The final episode of MythBusters aired this year, and many people will miss the lighthearted and entertaining TV show that made science fun.

Today, I’d like to do some myth busting that can save lives.

Let’s talk about deep vein thrombosis (DVT) and pulmonary embolism (PE)—blood clots that form and then break off and travel to the lungs.

True or False?

DVT-PE

1. As many as 900,000 people are affected by DVT/PE each year. It kills more people than all vehicle accidents, breast cancer, AIDS, and drowning combined.

True.

People die from DVT/PE every day, and yet, there’s almost no public awareness when it comes to it. Even if you haven’t heard of DVT/PE, it can still take your life or that of someone you love.

2. DVT/PE only happens to elderly and sick people

False.

While risk is greater for that group, DVT/PE can take the life of young, fit people too.
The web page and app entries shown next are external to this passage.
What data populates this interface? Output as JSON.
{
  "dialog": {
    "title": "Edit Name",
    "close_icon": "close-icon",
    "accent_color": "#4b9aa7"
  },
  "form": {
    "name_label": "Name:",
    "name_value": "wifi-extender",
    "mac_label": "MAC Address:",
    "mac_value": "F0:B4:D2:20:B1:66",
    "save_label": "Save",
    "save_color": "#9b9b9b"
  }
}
If you’re lucky enough to survive DVT/PE, the damage it causes can leave you with life-long pain.

Endurance athletes, competitive athletes, anyone who travels long distances, taxi drivers, truckers, pilots, kids who play online or console games for hours at a time, those who work in the heat, and anyone who has surgery or experiences trauma is at risk.

3. Using the “inflation boots” in the hospital is good enough

False.

If you have surgery, active cancer, survived trauma, have a chronic illness, or are well enough to be released but can’t return to an active lifestyle, your risk doesn’t go away when you leave the hospital.

It is vital that you continue preventative measures like staying hydrated and keeping blood moving through your legs by walking or using a sequential compression device like the Medshoola™ Compression Pump.

4. Women are at greater risk than men

False.

Women have an increased risk during pregnancy or while taking birth control pills, but overall, men develop DVT/PE more often.

5. You can’t afford a sequential compression device.

False.

If you have a higher than average risk for DVT/PE, the investment will far outweigh the cost. The treatment of DVT/PE is EXPENSIVE. Costs can go into the $50,000 range.

Beyond financial loss, treatment is risky because of bleeding and other side effects. Your quality of life will likely decrease considerably if you develop DVT/PE.

Most patients also deal with a significant amount of anxiety that it’ll happen again. And there is often life-long pain following PE.

6. The best treatment for DVT/PE is prevention

True.

Preventing DVT/PE will save you money, offer peace of mind, maintain your quality of life, and lower your chances of an early death.

Best of all, prevention is easy.

For more information and to get your free article, “How to see if YOU are at Risk,” visit:  Prevent DVT Now